(Saved data entries)
##############################
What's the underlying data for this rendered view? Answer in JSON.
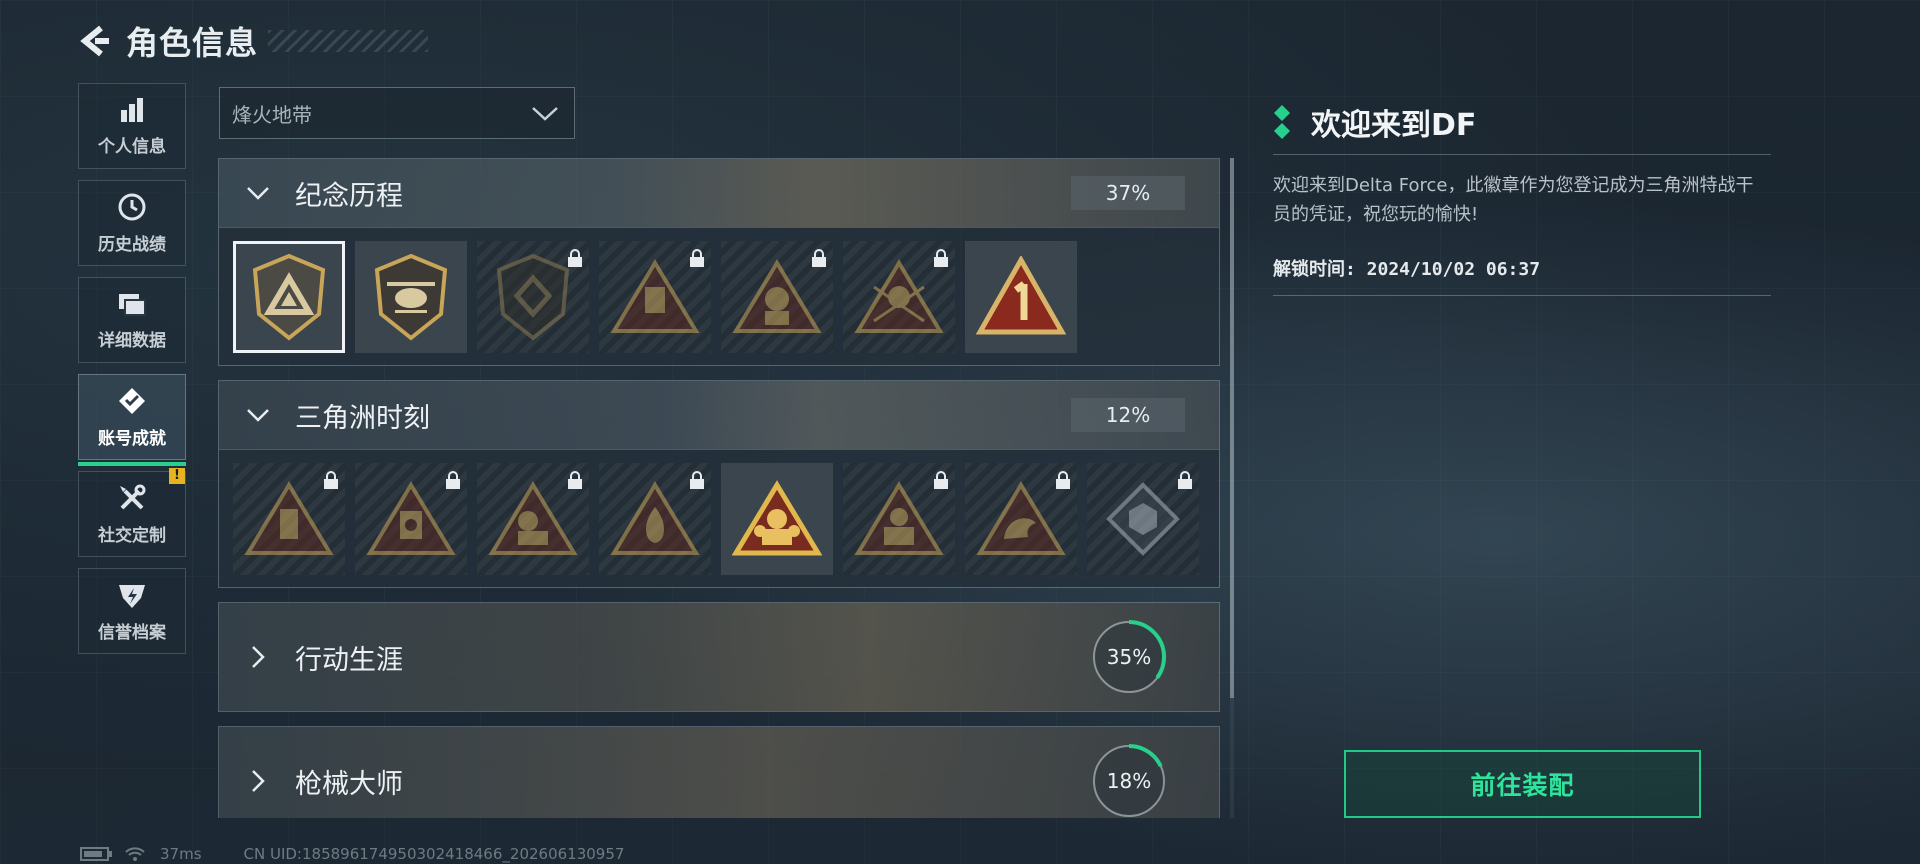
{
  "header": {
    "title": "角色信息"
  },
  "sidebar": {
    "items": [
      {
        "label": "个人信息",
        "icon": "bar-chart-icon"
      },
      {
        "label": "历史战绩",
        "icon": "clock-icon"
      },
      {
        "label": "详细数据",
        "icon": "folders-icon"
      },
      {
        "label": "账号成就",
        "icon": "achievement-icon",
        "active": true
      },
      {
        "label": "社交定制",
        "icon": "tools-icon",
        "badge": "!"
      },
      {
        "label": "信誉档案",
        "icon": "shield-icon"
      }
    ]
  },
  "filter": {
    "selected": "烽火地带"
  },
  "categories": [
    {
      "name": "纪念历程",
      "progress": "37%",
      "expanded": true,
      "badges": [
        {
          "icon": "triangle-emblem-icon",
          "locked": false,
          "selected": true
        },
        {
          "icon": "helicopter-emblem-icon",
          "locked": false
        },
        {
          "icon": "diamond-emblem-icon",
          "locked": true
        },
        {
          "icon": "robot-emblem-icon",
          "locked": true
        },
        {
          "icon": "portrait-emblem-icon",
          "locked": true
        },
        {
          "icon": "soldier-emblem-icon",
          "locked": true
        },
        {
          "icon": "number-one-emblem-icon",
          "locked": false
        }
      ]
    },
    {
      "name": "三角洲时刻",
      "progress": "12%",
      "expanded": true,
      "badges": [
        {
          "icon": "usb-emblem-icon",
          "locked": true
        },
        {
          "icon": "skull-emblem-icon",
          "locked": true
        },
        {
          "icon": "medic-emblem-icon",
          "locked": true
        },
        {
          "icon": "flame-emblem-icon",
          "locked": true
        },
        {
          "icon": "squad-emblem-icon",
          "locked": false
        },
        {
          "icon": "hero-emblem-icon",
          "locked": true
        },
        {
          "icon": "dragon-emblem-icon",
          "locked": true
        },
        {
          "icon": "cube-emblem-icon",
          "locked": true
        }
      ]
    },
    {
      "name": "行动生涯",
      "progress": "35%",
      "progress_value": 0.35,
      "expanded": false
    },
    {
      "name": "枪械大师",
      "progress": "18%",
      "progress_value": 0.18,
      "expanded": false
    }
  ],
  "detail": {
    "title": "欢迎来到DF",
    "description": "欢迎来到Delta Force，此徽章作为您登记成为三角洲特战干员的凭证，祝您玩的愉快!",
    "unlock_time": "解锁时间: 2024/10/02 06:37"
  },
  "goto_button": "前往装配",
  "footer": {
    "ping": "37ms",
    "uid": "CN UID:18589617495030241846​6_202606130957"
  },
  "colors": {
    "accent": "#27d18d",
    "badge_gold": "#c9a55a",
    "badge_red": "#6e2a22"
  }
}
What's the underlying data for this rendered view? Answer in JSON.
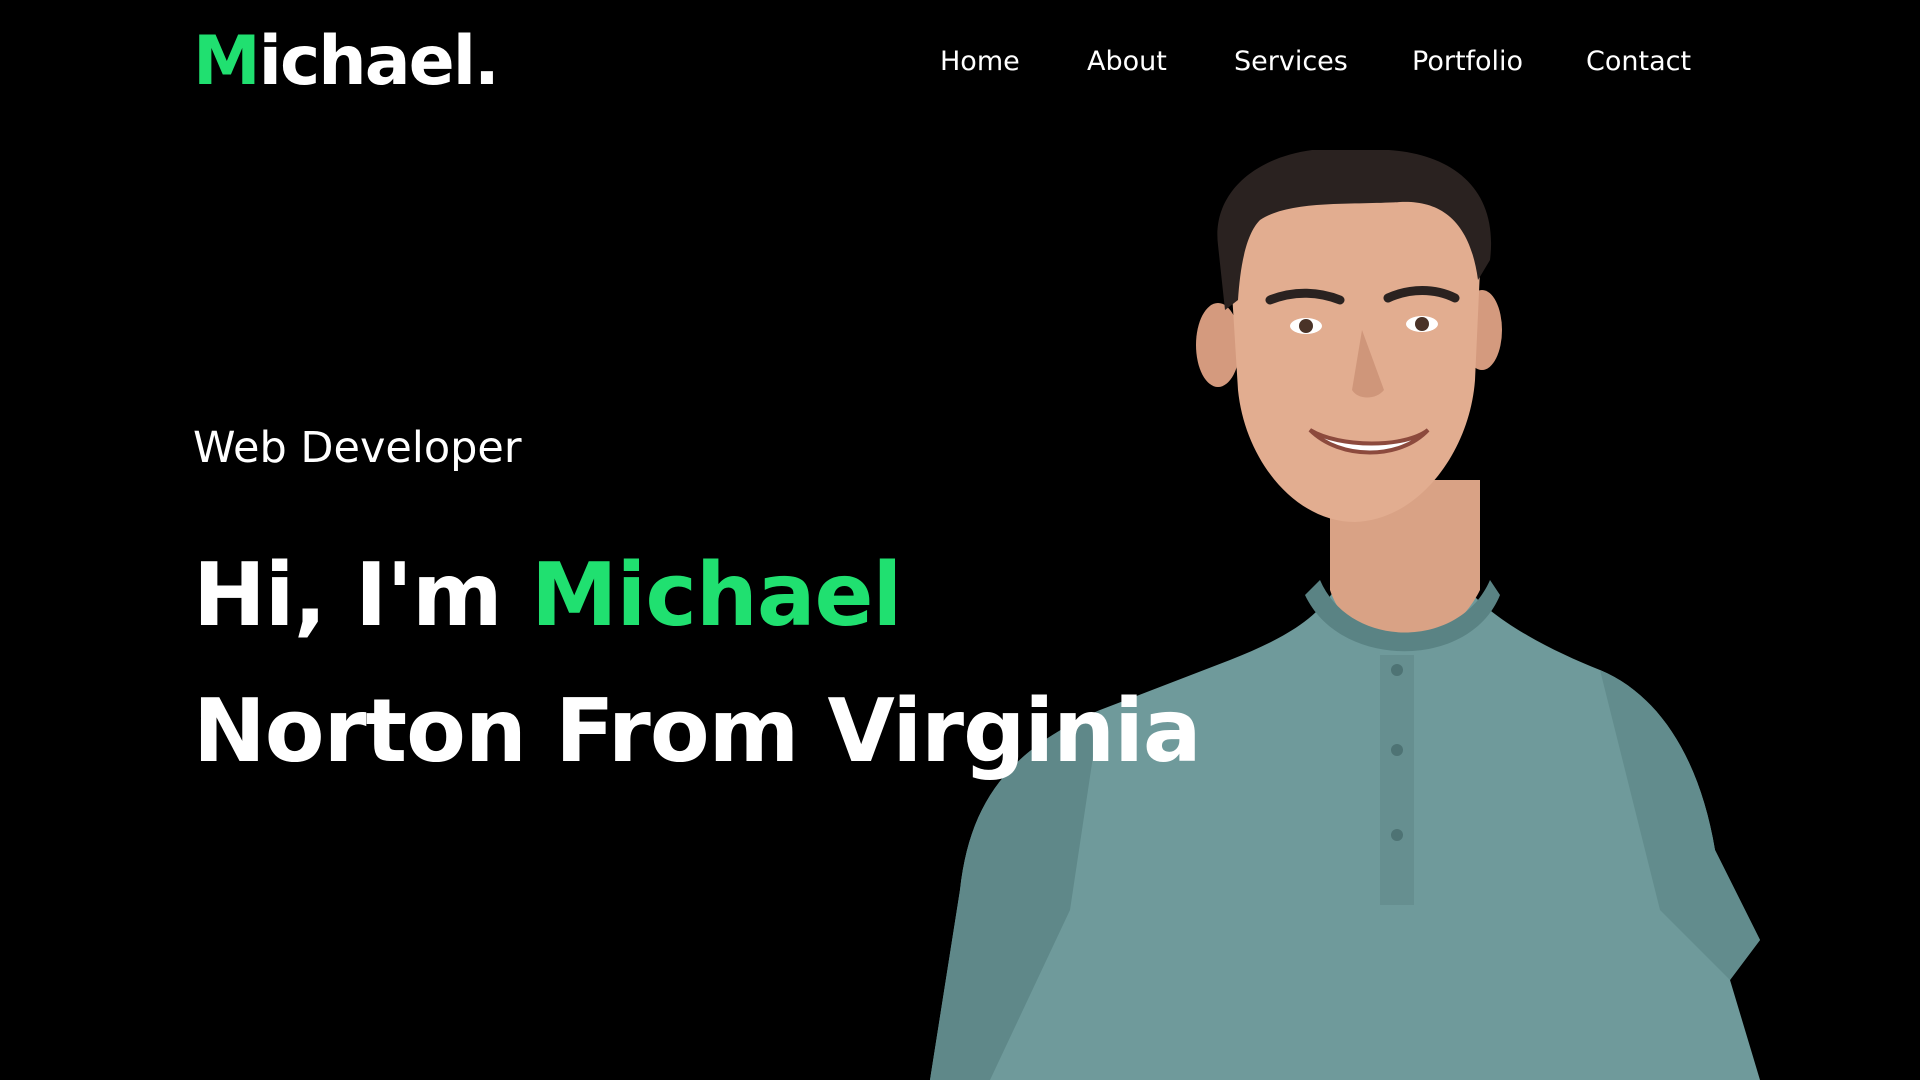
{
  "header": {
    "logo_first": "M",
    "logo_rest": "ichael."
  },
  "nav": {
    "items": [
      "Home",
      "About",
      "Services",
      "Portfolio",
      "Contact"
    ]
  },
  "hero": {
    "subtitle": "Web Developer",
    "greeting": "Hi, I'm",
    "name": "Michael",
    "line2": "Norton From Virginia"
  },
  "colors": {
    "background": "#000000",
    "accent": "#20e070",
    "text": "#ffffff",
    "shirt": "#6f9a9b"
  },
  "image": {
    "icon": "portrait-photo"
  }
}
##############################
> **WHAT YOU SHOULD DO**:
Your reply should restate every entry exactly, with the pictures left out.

> **RESULT OF THIS EXERCISE**:
What's the underlying data for this rendered view? Answer in JSON.
{
  "header": {
    "title": "角色信息"
  },
  "sidebar": {
    "items": [
      {
        "label": "个人信息",
        "icon": "bar-chart-icon"
      },
      {
        "label": "历史战绩",
        "icon": "clock-icon"
      },
      {
        "label": "详细数据",
        "icon": "folders-icon"
      },
      {
        "label": "账号成就",
        "icon": "achievement-icon",
        "active": true
      },
      {
        "label": "社交定制",
        "icon": "tools-icon",
        "badge": "!"
      },
      {
        "label": "信誉档案",
        "icon": "shield-icon"
      }
    ]
  },
  "filter": {
    "selected": "烽火地带"
  },
  "categories": [
    {
      "name": "纪念历程",
      "progress": "37%",
      "expanded": true,
      "badges": [
        {
          "icon": "triangle-emblem-icon",
          "locked": false,
          "selected": true
        },
        {
          "icon": "helicopter-emblem-icon",
          "locked": false
        },
        {
          "icon": "diamond-emblem-icon",
          "locked": true
        },
        {
          "icon": "robot-emblem-icon",
          "locked": true
        },
        {
          "icon": "portrait-emblem-icon",
          "locked": true
        },
        {
          "icon": "soldier-emblem-icon",
          "locked": true
        },
        {
          "icon": "number-one-emblem-icon",
          "locked": false
        }
      ]
    },
    {
      "name": "三角洲时刻",
      "progress": "12%",
      "expanded": true,
      "badges": [
        {
          "icon": "usb-emblem-icon",
          "locked": true
        },
        {
          "icon": "skull-emblem-icon",
          "locked": true
        },
        {
          "icon": "medic-emblem-icon",
          "locked": true
        },
        {
          "icon": "flame-emblem-icon",
          "locked": true
        },
        {
          "icon": "squad-emblem-icon",
          "locked": false
        },
        {
          "icon": "hero-emblem-icon",
          "locked": true
        },
        {
          "icon": "dragon-emblem-icon",
          "locked": true
        },
        {
          "icon": "cube-emblem-icon",
          "locked": true
        }
      ]
    },
    {
      "name": "行动生涯",
      "progress": "35%",
      "progress_value": 0.35,
      "expanded": false
    },
    {
      "name": "枪械大师",
      "progress": "18%",
      "progress_value": 0.18,
      "expanded": false
    }
  ],
  "detail": {
    "title": "欢迎来到DF",
    "description": "欢迎来到Delta Force，此徽章作为您登记成为三角洲特战干员的凭证，祝您玩的愉快!",
    "unlock_time": "解锁时间: 2024/10/02 06:37"
  },
  "goto_button": "前往装配",
  "footer": {
    "ping": "37ms",
    "uid": "CN UID:18589617495030241846​6_202606130957"
  },
  "colors": {
    "accent": "#27d18d",
    "badge_gold": "#c9a55a",
    "badge_red": "#6e2a22"
  }
}
What's the underlying data for this rendered view? Answer in JSON.
{
  "header": {
    "logo_first": "M",
    "logo_rest": "ichael."
  },
  "nav": {
    "items": [
      "Home",
      "About",
      "Services",
      "Portfolio",
      "Contact"
    ]
  },
  "hero": {
    "subtitle": "Web Developer",
    "greeting": "Hi, I'm",
    "name": "Michael",
    "line2": "Norton From Virginia"
  },
  "colors": {
    "background": "#000000",
    "accent": "#20e070",
    "text": "#ffffff",
    "shirt": "#6f9a9b"
  },
  "image": {
    "icon": "portrait-photo"
  }
}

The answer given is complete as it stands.